### Required work
Return each line of the records with nothing changed, pictures excepted.
═══ Extracted material
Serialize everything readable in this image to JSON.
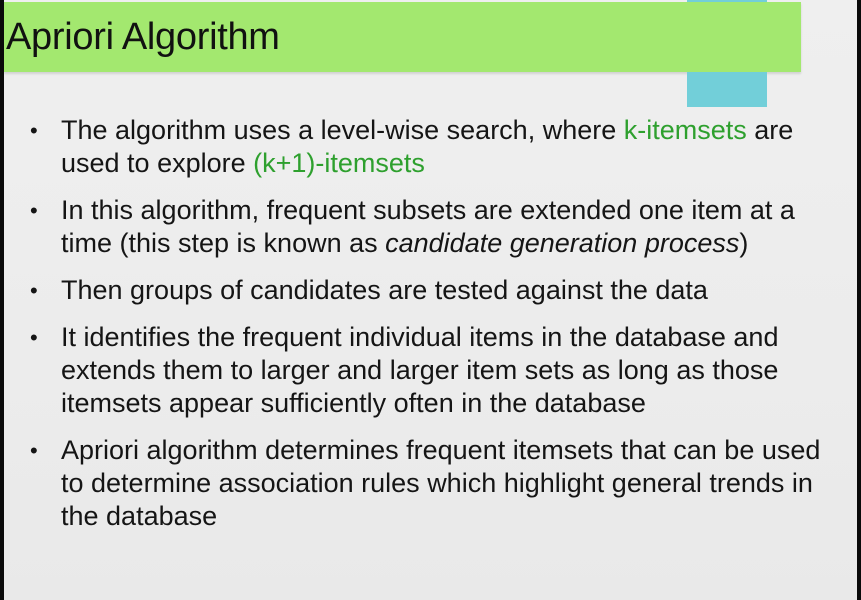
{
  "slide": {
    "title": "Apriori Algorithm",
    "bullet_symbol": "•",
    "colors": {
      "title_bar": "#a3e86f",
      "accent_block": "#72cfd9",
      "highlight_text": "#2ea02e"
    },
    "bullets": [
      {
        "part1": "The algorithm uses a level-wise search, where ",
        "green1": "k-itemsets",
        "part2": " are used to explore ",
        "green2": "(k+1)-itemsets"
      },
      {
        "part1": "In this algorithm, frequent subsets are extended one item at a time (this step is known as ",
        "italic": "candidate generation process",
        "part2": ")"
      },
      {
        "text": "Then groups of candidates are tested against the data"
      },
      {
        "text": "It identifies the frequent individual items in the database and extends them to larger and larger item sets as long as those itemsets appear sufficiently often in the database"
      },
      {
        "text": "Apriori algorithm determines frequent itemsets that can be used to determine association rules which highlight general trends in the database"
      }
    ]
  }
}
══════
### Task response
Serialize everything readable in this image to JSON.
{
  "slide": {
    "title": "Apriori Algorithm",
    "bullet_symbol": "•",
    "colors": {
      "title_bar": "#a3e86f",
      "accent_block": "#72cfd9",
      "highlight_text": "#2ea02e"
    },
    "bullets": [
      {
        "part1": "The algorithm uses a level-wise search, where ",
        "green1": "k-itemsets",
        "part2": " are used to explore ",
        "green2": "(k+1)-itemsets"
      },
      {
        "part1": "In this algorithm, frequent subsets are extended one item at a time (this step is known as ",
        "italic": "candidate generation process",
        "part2": ")"
      },
      {
        "text": "Then groups of candidates are tested against the data"
      },
      {
        "text": "It identifies the frequent individual items in the database and extends them to larger and larger item sets as long as those itemsets appear sufficiently often in the database"
      },
      {
        "text": "Apriori algorithm determines frequent itemsets that can be used to determine association rules which highlight general trends in the database"
      }
    ]
  }
}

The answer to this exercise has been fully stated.